When women start to lose Progesterone, they often struggle to fall asleep and stay asleep, have more frequent headaches, have increased anxiety and irritability and often, have heavy bleeding during their periods. Women often reports that their periods are longer or shorter than before, that they are heavier than before or that they’re simply unpredictable. When progesterone is lost, a woman looses much protection from Breast Cancer, Uterine Cancer, Osteoporosis and Alzheimers. Many providers will tell you that you don’t need to take progesterone if you don’t have a uterus, as progesterone was (and sometimes is) still thought of as something that only protects the lining of the uterus and thus only helps prevent the formation of uterine cancer. Although progesterone offers great protection from uterine cancer, it is also essential in protecting your breasts, bones and brain and almost every woman needs to be on progesterone for the disease protection alone (with or without a uterus).
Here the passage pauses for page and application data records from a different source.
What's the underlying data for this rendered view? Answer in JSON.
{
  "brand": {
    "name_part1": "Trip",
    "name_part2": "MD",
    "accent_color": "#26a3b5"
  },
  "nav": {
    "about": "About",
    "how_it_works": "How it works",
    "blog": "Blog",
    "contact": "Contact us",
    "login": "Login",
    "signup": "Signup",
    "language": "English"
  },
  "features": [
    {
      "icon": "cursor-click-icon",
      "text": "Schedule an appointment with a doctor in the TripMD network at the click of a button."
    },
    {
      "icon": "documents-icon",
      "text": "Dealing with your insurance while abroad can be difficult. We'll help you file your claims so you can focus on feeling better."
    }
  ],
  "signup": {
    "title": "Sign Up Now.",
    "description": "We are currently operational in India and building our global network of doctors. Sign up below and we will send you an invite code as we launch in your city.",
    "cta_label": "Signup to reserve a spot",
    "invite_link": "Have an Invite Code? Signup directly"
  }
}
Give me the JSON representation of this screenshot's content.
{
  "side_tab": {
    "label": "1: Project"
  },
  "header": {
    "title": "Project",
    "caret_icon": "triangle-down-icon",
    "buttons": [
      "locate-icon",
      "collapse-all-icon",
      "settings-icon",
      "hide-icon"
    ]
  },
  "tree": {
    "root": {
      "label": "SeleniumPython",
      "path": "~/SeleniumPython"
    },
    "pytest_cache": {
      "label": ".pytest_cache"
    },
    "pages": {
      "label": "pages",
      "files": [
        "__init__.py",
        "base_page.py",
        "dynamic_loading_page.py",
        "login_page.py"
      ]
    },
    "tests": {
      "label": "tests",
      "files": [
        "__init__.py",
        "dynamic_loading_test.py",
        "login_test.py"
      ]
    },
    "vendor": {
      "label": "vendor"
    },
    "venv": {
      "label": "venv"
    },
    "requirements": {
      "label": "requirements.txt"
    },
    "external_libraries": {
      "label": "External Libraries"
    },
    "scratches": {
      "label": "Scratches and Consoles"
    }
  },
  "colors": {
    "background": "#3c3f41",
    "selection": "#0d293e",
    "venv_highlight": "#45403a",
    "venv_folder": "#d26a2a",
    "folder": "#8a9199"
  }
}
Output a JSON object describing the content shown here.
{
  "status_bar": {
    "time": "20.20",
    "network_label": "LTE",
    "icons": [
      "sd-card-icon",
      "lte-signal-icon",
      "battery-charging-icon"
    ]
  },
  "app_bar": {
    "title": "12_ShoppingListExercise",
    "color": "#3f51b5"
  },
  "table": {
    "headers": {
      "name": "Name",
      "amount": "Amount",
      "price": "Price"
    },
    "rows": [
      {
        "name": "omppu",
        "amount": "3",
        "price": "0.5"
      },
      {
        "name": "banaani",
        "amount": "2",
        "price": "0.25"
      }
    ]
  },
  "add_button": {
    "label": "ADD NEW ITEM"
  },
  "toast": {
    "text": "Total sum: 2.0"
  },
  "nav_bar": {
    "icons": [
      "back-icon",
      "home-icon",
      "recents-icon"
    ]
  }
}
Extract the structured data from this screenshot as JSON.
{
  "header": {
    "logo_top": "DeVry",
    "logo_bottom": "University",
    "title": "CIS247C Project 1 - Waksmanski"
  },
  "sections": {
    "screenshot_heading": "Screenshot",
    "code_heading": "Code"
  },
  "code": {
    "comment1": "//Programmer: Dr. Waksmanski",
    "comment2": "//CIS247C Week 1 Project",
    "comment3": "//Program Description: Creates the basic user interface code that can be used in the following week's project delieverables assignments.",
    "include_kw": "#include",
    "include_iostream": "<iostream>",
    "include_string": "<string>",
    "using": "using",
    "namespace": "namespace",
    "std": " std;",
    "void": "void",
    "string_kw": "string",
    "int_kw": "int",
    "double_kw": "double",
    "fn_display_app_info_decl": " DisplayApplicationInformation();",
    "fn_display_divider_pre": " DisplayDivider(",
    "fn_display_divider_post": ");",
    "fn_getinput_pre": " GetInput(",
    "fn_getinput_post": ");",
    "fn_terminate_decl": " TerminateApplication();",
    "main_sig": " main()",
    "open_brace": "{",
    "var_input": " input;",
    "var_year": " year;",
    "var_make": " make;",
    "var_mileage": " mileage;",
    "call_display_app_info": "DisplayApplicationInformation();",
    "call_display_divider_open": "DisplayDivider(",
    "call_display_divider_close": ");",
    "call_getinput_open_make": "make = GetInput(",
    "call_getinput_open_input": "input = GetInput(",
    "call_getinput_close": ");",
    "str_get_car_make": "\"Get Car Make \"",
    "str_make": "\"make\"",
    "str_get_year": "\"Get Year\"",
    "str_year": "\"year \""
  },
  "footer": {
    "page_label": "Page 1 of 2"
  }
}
The last hormone lost in women is Estrogen and the most common side effects of estrogen loss are hot flashes, achy joints, dry skin, dry hair and daily, ongoing vaginal dryness. When estrogen levels drop under a certain threshold, monthly periods will stop and as a rule of thumb, once you’ve not had a period for one calendar year, you are considered to be in Menopause or to be “post-menopausal.” Although this is the case with the vast majority of women, there are exceptions seen on occasion where a women’s period stops for other reasons (extremely low body fat, PCOS and others).
By supplementing deficient hormones and correcting imbalances, patients are able to gracefully transition through the different physiologic phases of aging. Bioidentical Hormone Replacement Therapy has helped women completely avoid or reduce the uncomfortable physical and mental changes related to perimenopause and menopause. Most patients report that they not only feel like themselves again, but that they actually feel better than they ever have!